Why we are campaigning
Former legislation has mainly focused on a specific single sector like the mandate for public authorities to make their websites accessible, or directives to encourage public service providers to procure accessible products to render accessible services etc. Some accessibility requirements are already included in EU rules, but there is no one single, coherent set of rules. The European accessibility act (in fact a directive) pursues a horizontal approach that comprises a wide range of products and services in different sectors and seeks to bridge gaps in other legislative acts, and which would fill the term accessibility with life and concrete meaning.
In our November 2014 “Access Denied” report, the European Blind Union explained that 30 million blind and partially sighted Europeans face unjust and unnecessary barriers in everyday life. We explained that the EU has a vital role in removing these, but that, as yet, it has only partially completed this task. In December 2015 the European commission launched a legislative proposal for a directive for a wide reaching “European accessibility act (EAA), which addresses accessibility as an overarching requirement in various sectors and establishes mandatory accessibility functional requirements. The EAA proposal covers computer hardware and operating systems, ATMs, ticketing machines, check-in machines, phones and smartphones, tablets, TVs, online shopping, banking services, e-books and websites of transport companies as well as related infrastructure for bus, train and waterborne transport. A range of products and services which receive EU funding need to comply with the criteria of the European Accessibility act. In our initial position paper EBU commented on the legislative draft of the European Commission. We welcomed the Commission's proposal, nevertheless suggesting a broader and more ambitious scope of the act. We felt that the act had some crucial omissions concerning accessibility which would be vital for the everyday lives and independence of blind and partially sighted Europeans.
It took over two years for the European Parliament and the EU Council to define their respective negotiating positions on the Commission’s proposal. The Council’s “General Approach” was far more protective of business interests. After a damage-limiting exercise in the lead committee (IMCO), the amendments adopted by the Parliament in first reading turned out to be more acceptable than feared initially. In particular, we regret that the Parliament excluded micro-entreprises from the scope of the Directive.
On 1 March 2018, informal inter-institutional (“Trilogue”) negotiations started and, to-date, they are still ongoing. In a position paper of February 2018 we commented on the respective positions of the two institutions. In April 2018 we also produced a fact-sheet for the Trilogue, to back our demands with specific arguments and evidence.
The current situation
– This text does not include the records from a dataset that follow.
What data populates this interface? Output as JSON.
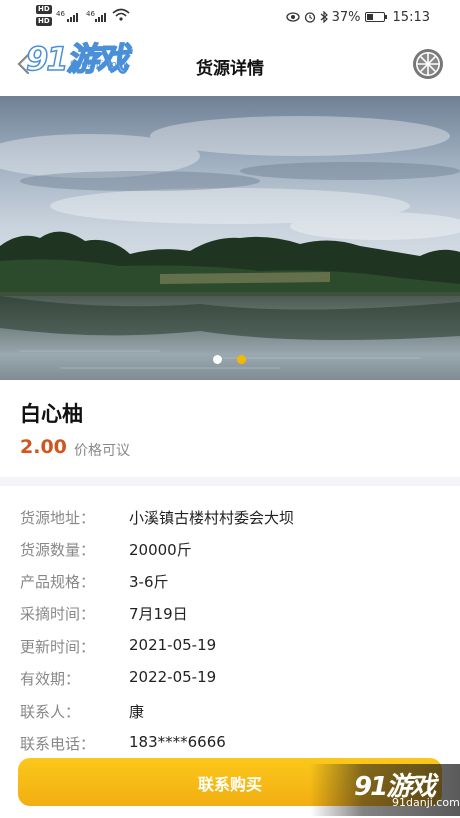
{
  "status_bar": {
    "left_labels": [
      "HD",
      "HD"
    ],
    "network": [
      "46",
      "46"
    ],
    "battery": "37%",
    "time": "15:13"
  },
  "header": {
    "title": "货源详情",
    "watermark_logo": "91游戏",
    "watermark_url": "91danji.com"
  },
  "carousel": {
    "slide_count": 2,
    "active_index": 1,
    "active_color": "#f5b800"
  },
  "product": {
    "name": "白心柚",
    "price": "2.00",
    "price_note": "价格可议"
  },
  "details": [
    {
      "label": "货源地址：",
      "value": "小溪镇古楼村村委会大坝"
    },
    {
      "label": "货源数量：",
      "value": "20000斤"
    },
    {
      "label": "产品规格：",
      "value": "3-6斤"
    },
    {
      "label": "采摘时间：",
      "value": "7月19日"
    },
    {
      "label": "更新时间：",
      "value": "2021-05-19"
    },
    {
      "label": "有效期：",
      "value": "2022-05-19"
    },
    {
      "label": "联系人：",
      "value": "康"
    },
    {
      "label": "联系电话：",
      "value": "183****6666"
    }
  ],
  "buy_button": {
    "label": "联系购买",
    "color": "#f5b800"
  },
  "watermark": {
    "logo": "91游戏",
    "url": "91danji.com"
  },
  "colors": {
    "price": "#d2541e",
    "accent": "#f5b800"
  }
}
The current delay in Trilogue negotiations is due to division within the Council and consequently its failure to define its negotiating position, as a result of which the negotiations have stalled for many months in 2018. In particular the difficulty lies in whether the scope of the Act should cover:
- The built environment
- Urban transport
- Tourism services
- Public procurement
Some EU countries are vocally against these inclusions, others are standing in favour, and there is a silent majority – at least apparently – which need to be convinced to join the more progressive stand.
On 27 September 2018, EBU signed an open letter together with EDF and 20 other organisations, to call for the Council to “get its Act together” and allow Trilogue negotiations to move forward in order to have the Act adopted by 3 December 2018 (European Day of Persons with Disabilities). In doing so, we are asking the Council to align its position with that of the Parliament, more ambitious for a meaningful Act.
Looking at these rather gloomy prospects we have to fight all the more for an ambitious act, which is urgently needed to transform Europe into an accessible Europe for all. National governments, parliamentary members and key industrial players need to understand that investing in accessibility will be a future-proof investment, benefiting society at large, fostering growth and technical innovation and paving the way to a more inclusive and equal society for disabled persons.